Minimum TaxOpinion by Senate Finance Committee Ranking Member Mike Crapo (R-Idaho)
While Republicans and Democrats may disagree on the best tax policies to create high-paying U.S. jobs and lasting economic growth, some are so bad that they transcend partisan politics. Democrats’ proposed tax on the financial statement income of certain U.S. companies (the so-called “book minimum tax”) is an example. When Congress experimented with a book minimum tax in the late 1980s, the policy proved so flawed and unworkable that Republicans and Democrats alike rejected the tax after only three short years in law. Now is not the time to resurrect a harmful policy that would damage American manufacturers and supply chains, undercut critical research and development, and investment in renewable energy and other emerging technologies.
The book minimum tax included in the House-passed Build Back Better Act is fundamentally flawed. It would impose a 15 percent minimum tax on American businesses, though not on the income they are required to report to the Internal Revenue Service (IRS) as taxable income. Rather, the tax would be levied on the income businesses report for financial statement purposes—known as book income—discarding the tax code in favor of taxing companies based on accounting standards. Those standards are determined without congressional input or oversight, and may not reflect the business cycle.
Because business investments are treated differently for book and tax purposes, the proposal would impose a particularly burdensome tax on capital investment made by American manufacturers, energy companies, and other major job-creators. This would eliminate or significantly reduce the benefit of the very tax policies Congress has spent decades crafting to encourage investment in American facilities and to support American jobs. As the National Association of Manufacturers rightly highlighted, “[I]mposing a book tax would not only undermine the recovery but also make it harder for the next manufacturing dollar to be spent in America, negatively impacting growth in family-supporting American manufacturing jobs.” Taxation based on these book-tax differences would have a devastating impact on many companies and sectors, including manufacturing, insurance, renewable energy, wireless, and projects relying on state and local financing.
The book minimum tax that was attempted in the late 1980s ultimately failed, with bipartisan acknowledgement the policy was unworkable. As the then-Democrat Ways and Means Chairman observed, “When used for tax purposes, the book income concept not only invites manipulation, but can lead to inequitable results because of timing differences between tax and accounting rules.”
Also concerning is the current proposal’s delegation of congressional tax-writing authority to unelected boards, such as the Financial Accounting Standards Board.
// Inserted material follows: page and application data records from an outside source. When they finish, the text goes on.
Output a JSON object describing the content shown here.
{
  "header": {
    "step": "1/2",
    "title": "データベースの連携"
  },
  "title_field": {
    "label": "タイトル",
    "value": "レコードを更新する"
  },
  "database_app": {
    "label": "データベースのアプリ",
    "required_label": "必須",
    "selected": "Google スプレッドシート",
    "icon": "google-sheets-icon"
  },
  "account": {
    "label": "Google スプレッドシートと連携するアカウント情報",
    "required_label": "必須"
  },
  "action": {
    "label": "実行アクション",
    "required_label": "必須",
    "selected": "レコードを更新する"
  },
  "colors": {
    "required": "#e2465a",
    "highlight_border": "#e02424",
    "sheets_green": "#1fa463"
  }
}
Rather than abdicate and outsource its responsibility to unelected members of a board, Congress should continue to fulfill its constitutional obligations to the American people by remaining firmly in control of the tax-writing process.
Even more alarming is that the current proposal, which targets hundreds of American companies, millions of American jobs and a massive share of the American economy, is being pursued without so much as a hearing or markup by either chamber’s tax-writers. As a result, unintended consequences are sure to follow, requiring carve-outs beyond the one recently and hastily added for pension plans. Setting important tax policies affecting all Americans requires a formal markup process, as was done with the Tax Cuts and Jobs Act in 2017, to allow varied input, instead of unilateral and partisan decision-making.
Congress must once more reject this flawed proposal. It would exacerbate supply-chain disruptions, kill jobs, and muddle income-tax law with decisions on rules made by unelected members of accounting boards. Instead, Congress must preserve its constitutional authority over the tax-writing process and work together to fortify U.S. job creation and economic growth and opportunities.
This opinion piece was first published by The Hill on February 4, 2022.